Bersee, A. N. J. M. “Miracles in the Age of Science: a Philosophical Analysis and Evaluation of Arguments Used in the Debate between Science and Western Theology,” 2020.
Geivett, R. Douglas, and Gary R. Habermas, eds. In Defense of Miracles A Comprehensive Case for God’s Action in History. Downers Grove, IL: InterVarsity Press, 2014.
Harvey, Bryon D. The Lexham Bible Dictionary. Edited by John D. Barry. Bellingham, WA: Lexham Press, 2016.
Kreeft, Peter, and Ronald Tacelli. Handbook of Christian Apologetics. Westmount, IL: IVP Academic, 1994.
Licona, Mike R. The Resurrection of Jesus: a New Historiographical Approach. Downers Grove, IL: InterVarsity Press, 2010.
MacArthur, John. Charismatic Chaos. Grand Rapids, MI: Zondervan, 1993.
Manser, Martin H. Dictionary of Bible Themes: the Accessible and Comprehensive Tool for Topical Studies. Grand Rapids, MI: ZondervanPublishingHouse, 1999.
McGrew, Timothy. “Miracles.” Stanford Encyclopedia of Philosophy. Stanford University, January 23, 2019. https://plato.stanford.edu/entries/miracles/.
Meyer, Stephen C. Darwins Doubt. New York, NY: Harpercollins Publishers Inc, 2014.
Swinburne, R. G. “Miracles.” The Philosophical Quarterly 18, no. 73 (October 1968): 320–28. https://doi.org/10.2307/2217793.
Willard, Dallas. Renovation of the Heart: Putting on the Character of Christ. Colorado Springs, CO: NavPress, 2002.
 Timothy McGrew, “Miracles,” Stanford Encyclopedia of Philosophy (Stanford University, January 23, 2019), https://plato.stanford.edu/entries/miracles/.
 R. Douglas Geivett and Gary R. Habermas, eds., In Defense of Miracles A Comprehensive Case for God’s Action in History (Downers Grove, IL: InterVarsity Press, 2014), 33.
A. N. J. M. Bersee, “Miracles in the Age of Science: a Philosophical Analysis and Evaluation of Arguments Used in the Debate between Science and Western Theology” (dissertation, 2020), 27.
 Stephen C. Meyer, Darwins Doubt (New York, NY: Harpercollins Publishers Inc, 2014), this is the general theme of this book’s thesis. See various chapters that cover the many incidents that the scientific community struggle to explain.

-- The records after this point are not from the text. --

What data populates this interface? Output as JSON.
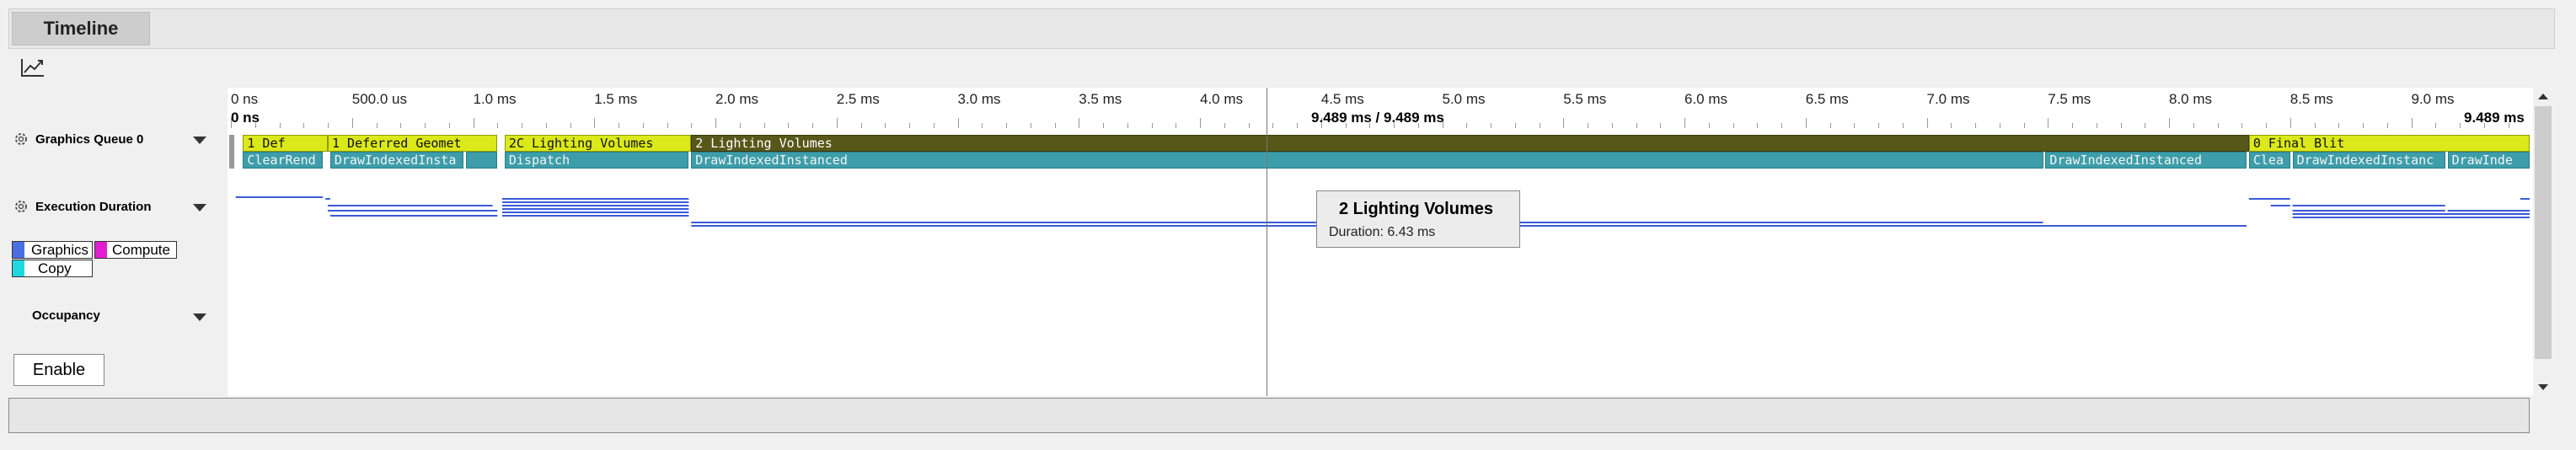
{
  "tab": {
    "label": "Timeline"
  },
  "toolbar": {
    "icon": "line-chart-icon"
  },
  "rows": {
    "queue_label": "Graphics Queue 0",
    "exec_label": "Execution Duration",
    "occupancy_label": "Occupancy"
  },
  "legend": [
    {
      "label": "Graphics",
      "color": "#4a6fe0"
    },
    {
      "label": "Compute",
      "color": "#e020d0"
    },
    {
      "label": "Copy",
      "color": "#20d8e0"
    }
  ],
  "enable_button": "Enable",
  "ruler": {
    "start_label": "0 ns",
    "ticks": [
      "0 ns",
      "500.0 us",
      "1.0 ms",
      "1.5 ms",
      "2.0 ms",
      "2.5 ms",
      "3.0 ms",
      "3.5 ms",
      "4.0 ms",
      "4.5 ms",
      "5.0 ms",
      "5.5 ms",
      "6.0 ms",
      "6.5 ms",
      "7.0 ms",
      "7.5 ms",
      "8.0 ms",
      "8.5 ms",
      "9.0 ms"
    ],
    "center_label": "9.489 ms / 9.489 ms",
    "end_label": "9.489 ms"
  },
  "top_bars": [
    {
      "label": "1   Def",
      "style": "yellow",
      "start_ms": 0.05,
      "end_ms": 0.4
    },
    {
      "label": "1   Deferred Geomet",
      "style": "yellow",
      "start_ms": 0.4,
      "end_ms": 1.1
    },
    {
      "label": "2C  Lighting Volumes",
      "style": "yellow",
      "start_ms": 1.13,
      "end_ms": 1.9
    },
    {
      "label": "2   Lighting Volumes",
      "style": "olive",
      "start_ms": 1.9,
      "end_ms": 8.33
    },
    {
      "label": "0   Final Blit",
      "style": "yellow",
      "start_ms": 8.33,
      "end_ms": 9.489
    }
  ],
  "sub_bars": [
    {
      "label": "ClearRend",
      "start_ms": 0.05,
      "end_ms": 0.38
    },
    {
      "label": "DrawIndexedInsta",
      "start_ms": 0.41,
      "end_ms": 0.96
    },
    {
      "label": "",
      "start_ms": 0.97,
      "end_ms": 1.1
    },
    {
      "label": "Dispatch",
      "start_ms": 1.13,
      "end_ms": 1.89
    },
    {
      "label": "DrawIndexedInstanced",
      "start_ms": 1.9,
      "end_ms": 7.48
    },
    {
      "label": "DrawIndexedInstanced",
      "start_ms": 7.49,
      "end_ms": 8.32
    },
    {
      "label": "Clea",
      "start_ms": 8.33,
      "end_ms": 8.5
    },
    {
      "label": "DrawIndexedInstanc",
      "start_ms": 8.51,
      "end_ms": 9.14
    },
    {
      "label": "DrawInde",
      "start_ms": 9.15,
      "end_ms": 9.489
    }
  ],
  "tooltip": {
    "title": "2   Lighting Volumes",
    "duration": "Duration: 6.43 ms"
  }
}
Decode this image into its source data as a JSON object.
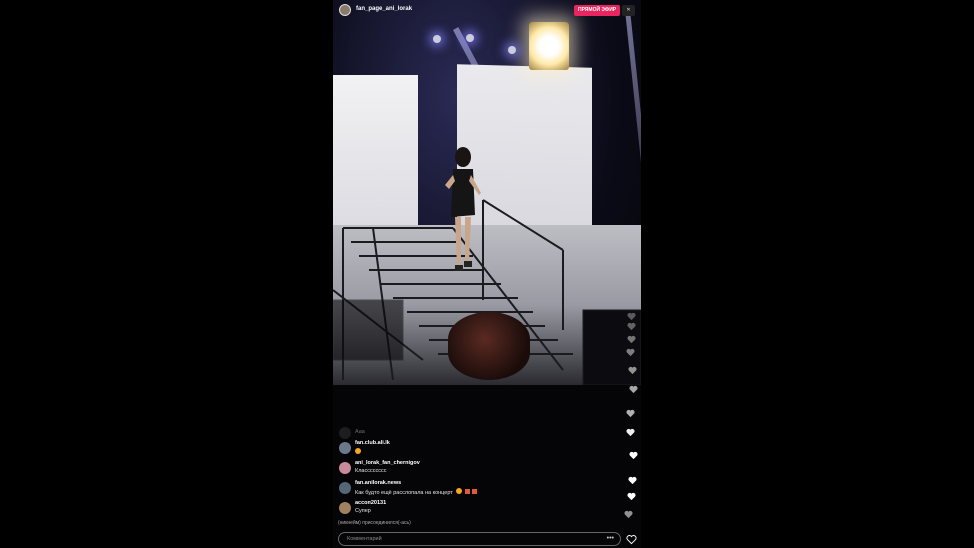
{
  "header": {
    "username": "fan_page_ani_lorak",
    "live_label": "ПРЯМОЙ ЭФИР",
    "close_label": "✕",
    "accent": "#e8255e"
  },
  "comments": [
    {
      "user": "",
      "text": "Ааа",
      "faded": true
    },
    {
      "user": "fan.club.ali.lk",
      "text": "",
      "emoji": true
    },
    {
      "user": "ani_lorak_fan_chernigov",
      "text": "Класссссссс"
    },
    {
      "user": "fan.anilorak.news",
      "text": "Как будто ещё расслопала на концерт"
    },
    {
      "user": "aссоп20131",
      "text": "Супер"
    }
  ],
  "joined_text": "(никнейм) присоединился(-ась)",
  "input": {
    "placeholder": "Комментарий"
  },
  "more_label": "•••"
}
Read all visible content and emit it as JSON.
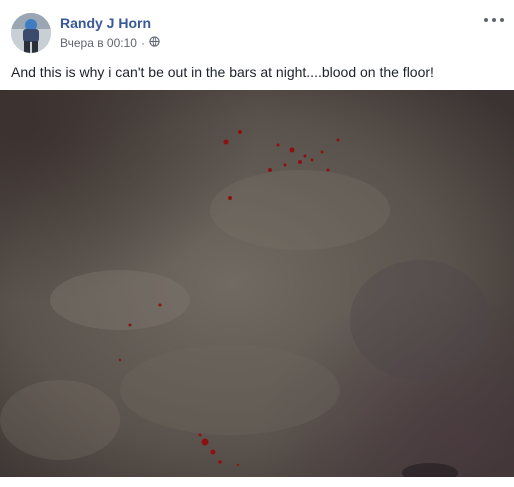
{
  "post": {
    "author": "Randy J Horn",
    "timestamp": "Вчера в 00:10",
    "separator": "·",
    "privacy_icon": "globe-icon",
    "menu_icon": "more-options-icon",
    "text": "And this is why i can't be out in the bars at night....blood on the floor!"
  },
  "colors": {
    "author_link": "#385898",
    "meta_text": "#616770",
    "body_text": "#1d2129",
    "floor": "#5f5852",
    "blood": "#8e1111"
  }
}
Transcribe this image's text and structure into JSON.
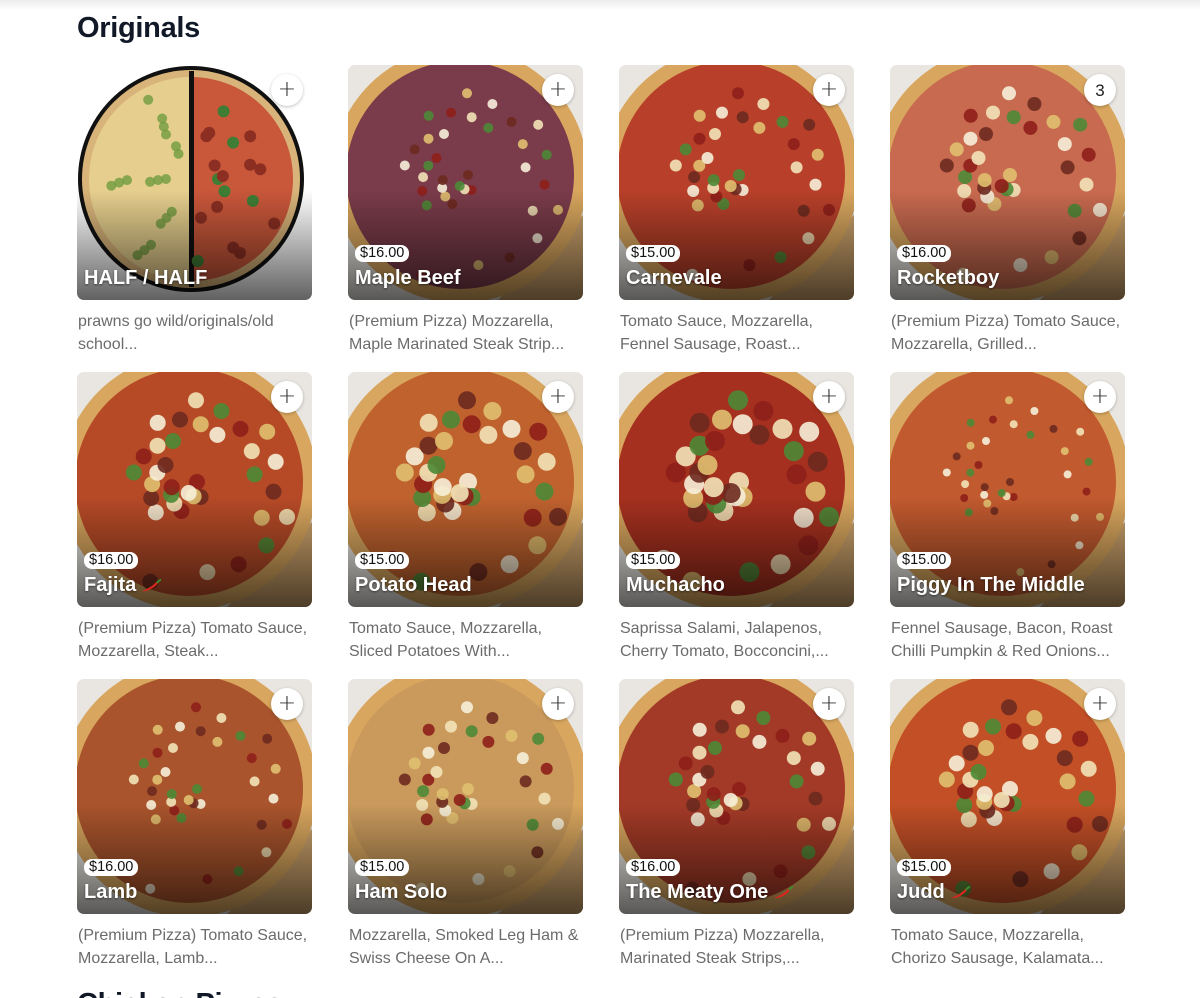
{
  "section": {
    "title": "Originals",
    "next_title": "Chicken Pizzas"
  },
  "icons": {
    "add": "plus-icon",
    "spicy": "chilli-icon"
  },
  "colors": {
    "accent": "#111827",
    "description": "#6b6b6b",
    "chilli": "#d7261e"
  },
  "items": [
    {
      "name": "HALF / HALF",
      "price": "",
      "description": "prawns go wild/originals/old school...",
      "button": "+",
      "spicy": false,
      "half": true,
      "tint": "#c9a45a"
    },
    {
      "name": "Maple Beef",
      "price": "$16.00",
      "description": "(Premium Pizza) Mozzarella, Maple Marinated Steak Strip...",
      "button": "+",
      "spicy": false,
      "tint": "#7a3b4a"
    },
    {
      "name": "Carnevale",
      "price": "$15.00",
      "description": "Tomato Sauce, Mozzarella, Fennel Sausage, Roast...",
      "button": "+",
      "spicy": false,
      "tint": "#b8402a"
    },
    {
      "name": "Rocketboy",
      "price": "$16.00",
      "description": "(Premium Pizza) Tomato Sauce, Mozzarella, Grilled...",
      "button": "3",
      "spicy": false,
      "tint": "#c86a4f"
    },
    {
      "name": "Fajita",
      "price": "$16.00",
      "description": "(Premium Pizza) Tomato Sauce, Mozzarella, Steak...",
      "button": "+",
      "spicy": true,
      "tint": "#b64a27"
    },
    {
      "name": "Potato Head",
      "price": "$15.00",
      "description": "Tomato Sauce, Mozzarella, Sliced Potatoes With...",
      "button": "+",
      "spicy": false,
      "tint": "#c0622e"
    },
    {
      "name": "Muchacho",
      "price": "$15.00",
      "description": "Saprissa Salami, Jalapenos, Cherry Tomato, Bocconcini,...",
      "button": "+",
      "spicy": false,
      "tint": "#a5301f"
    },
    {
      "name": "Piggy In The Middle",
      "price": "$15.00",
      "description": "Fennel Sausage, Bacon, Roast Chilli Pumpkin & Red Onions...",
      "button": "+",
      "spicy": false,
      "tint": "#c25a2f"
    },
    {
      "name": "Lamb",
      "price": "$16.00",
      "description": "(Premium Pizza) Tomato Sauce, Mozzarella, Lamb...",
      "button": "+",
      "spicy": false,
      "tint": "#a9542c"
    },
    {
      "name": "Ham Solo",
      "price": "$15.00",
      "description": "Mozzarella, Smoked Leg Ham & Swiss Cheese On A...",
      "button": "+",
      "spicy": false,
      "tint": "#c99a5c"
    },
    {
      "name": "The Meaty One",
      "price": "$16.00",
      "description": "(Premium Pizza) Mozzarella, Marinated Steak Strips,...",
      "button": "+",
      "spicy": true,
      "tint": "#a33a27"
    },
    {
      "name": "Judd",
      "price": "$15.00",
      "description": "Tomato Sauce, Mozzarella, Chorizo Sausage, Kalamata...",
      "button": "+",
      "spicy": true,
      "tint": "#c24f26"
    }
  ]
}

 Bryon D. Harvey, “Sign,” ed. John D. Barry et al., The Lexham Bible Dictionary (Bellingham, WA: Lexham Press, 2016), page not available.
 Martin H. Manser, Dictionary of Bible Themes: the Accessible and Comprehensive Tool for Topical Studies (Grand Rapids, MI: ZondervanPublishingHouse, 1999), page not available.
 John MacArthur, Charismatic Chaos (Grand Rapids, MI: Zondervan, 1993), 115.
 Ibid, 171-193.
 Peter Kreeft and Ronald K. Tacelli, Handbook of Christian Apologetics: Hundreds of Answers to Crucial Questions (Westmont, IL: IVP Academic, 1994), 109.
 John MacArthur, Charismatic chaos, 117.
 Dallas Willard, Renovation of the Heart: Putting on the Character of Christ (Colorado Springs, CO: NavPress, 2002), 41–42.
 Mike R. Licona, The Resurrection of Jesus: a New Historiographical Approach (Downers Grove, IL: InterVarsity Press, 2010), 134.
 R. G. Swinburne, “Miracles,” The Philosophical Quarterly 18, no. 73 (October 1968): pp. 320-328, https://doi.org/10.2307/2217793, 325.
 Ibid, 328.